* _TASK DESCRIPTION_: Where in the entries below does "личный" appear? Copy every line that has it.

[Records from a collection]
%%

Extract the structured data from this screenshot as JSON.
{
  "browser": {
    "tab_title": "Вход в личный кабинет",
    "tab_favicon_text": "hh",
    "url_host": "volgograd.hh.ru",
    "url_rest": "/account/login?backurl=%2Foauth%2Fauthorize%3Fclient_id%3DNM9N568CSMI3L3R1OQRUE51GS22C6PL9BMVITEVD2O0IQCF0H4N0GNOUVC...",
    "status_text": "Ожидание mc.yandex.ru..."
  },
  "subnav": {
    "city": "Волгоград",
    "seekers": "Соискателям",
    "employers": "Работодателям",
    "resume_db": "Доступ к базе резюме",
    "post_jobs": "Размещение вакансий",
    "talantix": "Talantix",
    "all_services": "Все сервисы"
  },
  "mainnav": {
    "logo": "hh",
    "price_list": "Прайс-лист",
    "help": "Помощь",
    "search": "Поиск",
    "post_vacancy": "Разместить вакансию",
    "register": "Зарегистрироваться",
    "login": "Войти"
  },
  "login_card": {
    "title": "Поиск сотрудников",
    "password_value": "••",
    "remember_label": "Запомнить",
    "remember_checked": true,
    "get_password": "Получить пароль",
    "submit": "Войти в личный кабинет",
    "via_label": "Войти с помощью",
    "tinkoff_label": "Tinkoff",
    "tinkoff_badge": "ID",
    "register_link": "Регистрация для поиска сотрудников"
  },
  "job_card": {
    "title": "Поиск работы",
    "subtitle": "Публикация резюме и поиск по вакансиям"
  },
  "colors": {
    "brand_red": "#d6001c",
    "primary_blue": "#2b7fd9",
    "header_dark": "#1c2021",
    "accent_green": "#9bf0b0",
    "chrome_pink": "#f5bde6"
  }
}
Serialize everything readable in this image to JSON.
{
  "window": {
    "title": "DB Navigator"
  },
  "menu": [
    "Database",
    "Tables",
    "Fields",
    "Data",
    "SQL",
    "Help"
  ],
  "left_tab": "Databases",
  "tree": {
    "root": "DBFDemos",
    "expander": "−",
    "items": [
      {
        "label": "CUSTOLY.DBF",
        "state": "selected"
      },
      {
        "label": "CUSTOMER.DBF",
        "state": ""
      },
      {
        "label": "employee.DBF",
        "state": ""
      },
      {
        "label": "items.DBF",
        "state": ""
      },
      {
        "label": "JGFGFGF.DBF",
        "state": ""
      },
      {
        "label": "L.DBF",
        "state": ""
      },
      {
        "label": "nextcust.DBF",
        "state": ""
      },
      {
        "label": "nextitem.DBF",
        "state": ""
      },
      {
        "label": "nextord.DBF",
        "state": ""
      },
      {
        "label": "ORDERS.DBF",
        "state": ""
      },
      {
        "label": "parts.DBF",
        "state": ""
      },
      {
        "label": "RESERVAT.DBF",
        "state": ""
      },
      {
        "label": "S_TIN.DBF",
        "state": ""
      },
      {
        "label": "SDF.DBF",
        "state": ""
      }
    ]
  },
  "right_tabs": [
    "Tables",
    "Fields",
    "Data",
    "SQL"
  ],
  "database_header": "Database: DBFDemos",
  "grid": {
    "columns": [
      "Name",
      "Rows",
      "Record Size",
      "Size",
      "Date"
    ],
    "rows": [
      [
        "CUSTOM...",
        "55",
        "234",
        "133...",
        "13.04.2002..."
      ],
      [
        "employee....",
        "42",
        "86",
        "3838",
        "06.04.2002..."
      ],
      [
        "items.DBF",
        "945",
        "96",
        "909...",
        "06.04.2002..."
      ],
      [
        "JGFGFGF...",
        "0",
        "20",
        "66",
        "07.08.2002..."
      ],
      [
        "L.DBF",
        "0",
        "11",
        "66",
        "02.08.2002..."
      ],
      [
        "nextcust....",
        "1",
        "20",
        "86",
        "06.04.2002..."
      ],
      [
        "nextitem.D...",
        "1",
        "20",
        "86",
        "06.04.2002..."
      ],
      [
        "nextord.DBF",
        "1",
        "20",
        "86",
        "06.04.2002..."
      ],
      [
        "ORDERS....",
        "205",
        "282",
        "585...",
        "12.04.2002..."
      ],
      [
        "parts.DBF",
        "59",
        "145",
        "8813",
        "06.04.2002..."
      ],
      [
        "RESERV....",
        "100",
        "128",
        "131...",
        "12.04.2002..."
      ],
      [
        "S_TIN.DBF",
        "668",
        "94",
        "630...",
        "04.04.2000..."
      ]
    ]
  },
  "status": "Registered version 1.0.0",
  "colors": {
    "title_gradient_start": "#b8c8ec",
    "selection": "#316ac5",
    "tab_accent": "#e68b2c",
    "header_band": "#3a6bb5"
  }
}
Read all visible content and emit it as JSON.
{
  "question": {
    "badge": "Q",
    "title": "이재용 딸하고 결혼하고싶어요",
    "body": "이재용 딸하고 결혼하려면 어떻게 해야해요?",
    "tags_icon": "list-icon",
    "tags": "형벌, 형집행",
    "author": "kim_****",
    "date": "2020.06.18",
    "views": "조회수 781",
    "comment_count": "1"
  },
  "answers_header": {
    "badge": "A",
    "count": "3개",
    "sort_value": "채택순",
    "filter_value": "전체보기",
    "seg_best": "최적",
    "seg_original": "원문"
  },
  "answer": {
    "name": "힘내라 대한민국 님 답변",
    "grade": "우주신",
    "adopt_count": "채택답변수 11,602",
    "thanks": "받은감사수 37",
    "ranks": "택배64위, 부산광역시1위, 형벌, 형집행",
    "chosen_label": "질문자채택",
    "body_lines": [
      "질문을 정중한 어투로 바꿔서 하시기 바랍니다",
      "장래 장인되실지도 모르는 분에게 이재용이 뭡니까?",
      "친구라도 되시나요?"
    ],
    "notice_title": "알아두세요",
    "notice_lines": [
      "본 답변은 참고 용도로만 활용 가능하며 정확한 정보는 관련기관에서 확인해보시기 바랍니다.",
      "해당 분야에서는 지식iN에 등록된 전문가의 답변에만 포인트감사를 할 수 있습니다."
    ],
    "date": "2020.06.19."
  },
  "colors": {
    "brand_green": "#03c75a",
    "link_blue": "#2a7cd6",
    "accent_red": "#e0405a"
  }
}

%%

* _EXERCISE RESULT_:
    "tab_title": "Вход в личный кабинет",
    "submit": "Войти в личный кабинет",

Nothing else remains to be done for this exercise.